▶ _EXERCISE PROMPT_
Which lines in the data contain the word "label"? Please copy each of them.

▶ _DATASET_
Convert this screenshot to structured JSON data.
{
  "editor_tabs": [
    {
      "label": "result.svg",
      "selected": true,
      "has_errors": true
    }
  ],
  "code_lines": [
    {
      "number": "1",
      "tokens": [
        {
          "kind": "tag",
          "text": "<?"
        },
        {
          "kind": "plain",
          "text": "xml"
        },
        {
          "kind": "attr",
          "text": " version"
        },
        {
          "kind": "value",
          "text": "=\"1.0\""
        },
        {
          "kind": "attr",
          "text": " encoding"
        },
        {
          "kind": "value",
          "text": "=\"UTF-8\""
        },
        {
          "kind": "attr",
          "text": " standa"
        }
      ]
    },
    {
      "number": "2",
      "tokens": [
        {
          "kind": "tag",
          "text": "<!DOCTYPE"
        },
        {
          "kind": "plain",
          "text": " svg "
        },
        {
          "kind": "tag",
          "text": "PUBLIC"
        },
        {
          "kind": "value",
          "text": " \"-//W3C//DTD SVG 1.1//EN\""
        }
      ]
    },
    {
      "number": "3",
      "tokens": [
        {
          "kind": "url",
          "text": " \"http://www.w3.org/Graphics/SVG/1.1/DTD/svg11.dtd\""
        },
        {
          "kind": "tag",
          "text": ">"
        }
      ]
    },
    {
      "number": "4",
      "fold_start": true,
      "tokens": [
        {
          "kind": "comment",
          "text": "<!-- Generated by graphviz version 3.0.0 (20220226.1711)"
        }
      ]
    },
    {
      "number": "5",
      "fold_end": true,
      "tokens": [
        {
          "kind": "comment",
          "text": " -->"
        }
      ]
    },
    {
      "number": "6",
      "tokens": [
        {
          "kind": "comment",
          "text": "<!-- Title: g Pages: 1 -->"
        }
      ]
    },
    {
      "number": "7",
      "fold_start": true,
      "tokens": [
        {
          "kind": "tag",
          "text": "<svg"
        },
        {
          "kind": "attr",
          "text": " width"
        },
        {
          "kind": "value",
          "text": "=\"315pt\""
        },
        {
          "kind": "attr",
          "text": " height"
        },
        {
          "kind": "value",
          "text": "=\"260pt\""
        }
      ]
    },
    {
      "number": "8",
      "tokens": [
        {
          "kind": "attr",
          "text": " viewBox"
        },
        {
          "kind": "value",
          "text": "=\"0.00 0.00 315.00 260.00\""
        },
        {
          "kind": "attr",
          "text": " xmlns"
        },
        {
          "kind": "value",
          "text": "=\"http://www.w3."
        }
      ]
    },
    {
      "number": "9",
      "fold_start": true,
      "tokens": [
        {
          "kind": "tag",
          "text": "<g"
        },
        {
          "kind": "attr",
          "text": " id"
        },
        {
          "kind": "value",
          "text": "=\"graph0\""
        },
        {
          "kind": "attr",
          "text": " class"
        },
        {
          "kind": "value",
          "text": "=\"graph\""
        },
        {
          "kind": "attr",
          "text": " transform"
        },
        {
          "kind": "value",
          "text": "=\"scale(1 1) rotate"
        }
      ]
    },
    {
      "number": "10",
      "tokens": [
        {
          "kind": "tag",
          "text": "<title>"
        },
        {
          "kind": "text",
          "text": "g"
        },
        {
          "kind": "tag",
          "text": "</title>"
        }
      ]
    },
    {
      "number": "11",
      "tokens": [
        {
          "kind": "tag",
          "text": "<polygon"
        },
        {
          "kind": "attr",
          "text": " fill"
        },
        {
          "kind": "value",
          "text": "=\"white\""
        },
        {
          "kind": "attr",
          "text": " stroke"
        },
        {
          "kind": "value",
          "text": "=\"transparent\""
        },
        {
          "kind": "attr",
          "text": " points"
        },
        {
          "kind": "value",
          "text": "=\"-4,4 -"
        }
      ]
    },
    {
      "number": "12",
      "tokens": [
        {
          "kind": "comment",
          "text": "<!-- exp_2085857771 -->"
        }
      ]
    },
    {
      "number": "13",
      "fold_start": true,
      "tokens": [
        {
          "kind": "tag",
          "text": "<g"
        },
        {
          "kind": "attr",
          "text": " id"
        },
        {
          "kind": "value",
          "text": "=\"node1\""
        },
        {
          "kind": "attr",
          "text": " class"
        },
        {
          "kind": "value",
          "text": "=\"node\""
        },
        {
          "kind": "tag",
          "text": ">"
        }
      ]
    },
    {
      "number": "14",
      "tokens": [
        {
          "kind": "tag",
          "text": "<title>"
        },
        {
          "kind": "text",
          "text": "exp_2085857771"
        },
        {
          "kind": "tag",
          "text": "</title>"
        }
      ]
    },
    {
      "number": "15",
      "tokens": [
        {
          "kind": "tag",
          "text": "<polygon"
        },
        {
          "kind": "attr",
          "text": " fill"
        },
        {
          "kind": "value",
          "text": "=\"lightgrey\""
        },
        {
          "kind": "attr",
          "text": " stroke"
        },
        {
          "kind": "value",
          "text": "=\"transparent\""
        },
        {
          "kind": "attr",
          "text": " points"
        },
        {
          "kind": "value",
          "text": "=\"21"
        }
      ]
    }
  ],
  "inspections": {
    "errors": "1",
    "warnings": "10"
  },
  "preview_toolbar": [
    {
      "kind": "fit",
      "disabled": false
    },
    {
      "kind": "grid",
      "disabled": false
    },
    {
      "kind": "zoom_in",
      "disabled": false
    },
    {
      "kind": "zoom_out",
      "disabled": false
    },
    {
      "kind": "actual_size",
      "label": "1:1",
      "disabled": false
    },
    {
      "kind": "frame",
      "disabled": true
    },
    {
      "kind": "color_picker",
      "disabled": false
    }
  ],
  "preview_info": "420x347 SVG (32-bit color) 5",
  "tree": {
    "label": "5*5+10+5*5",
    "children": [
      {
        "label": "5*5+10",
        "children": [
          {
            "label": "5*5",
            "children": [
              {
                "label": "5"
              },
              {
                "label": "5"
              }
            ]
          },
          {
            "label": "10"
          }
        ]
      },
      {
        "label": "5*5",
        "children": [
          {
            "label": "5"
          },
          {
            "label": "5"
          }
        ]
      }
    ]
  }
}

▶ _COMPLETED EXERCISE_
      "label": "result.svg",
      "label": "1:1",
    "label": "5*5+10+5*5",
        "label": "5*5+10",
            "label": "5*5",
                "label": "5"
                "label": "5"
            "label": "10"
        "label": "5*5",
            "label": "5"
            "label": "5"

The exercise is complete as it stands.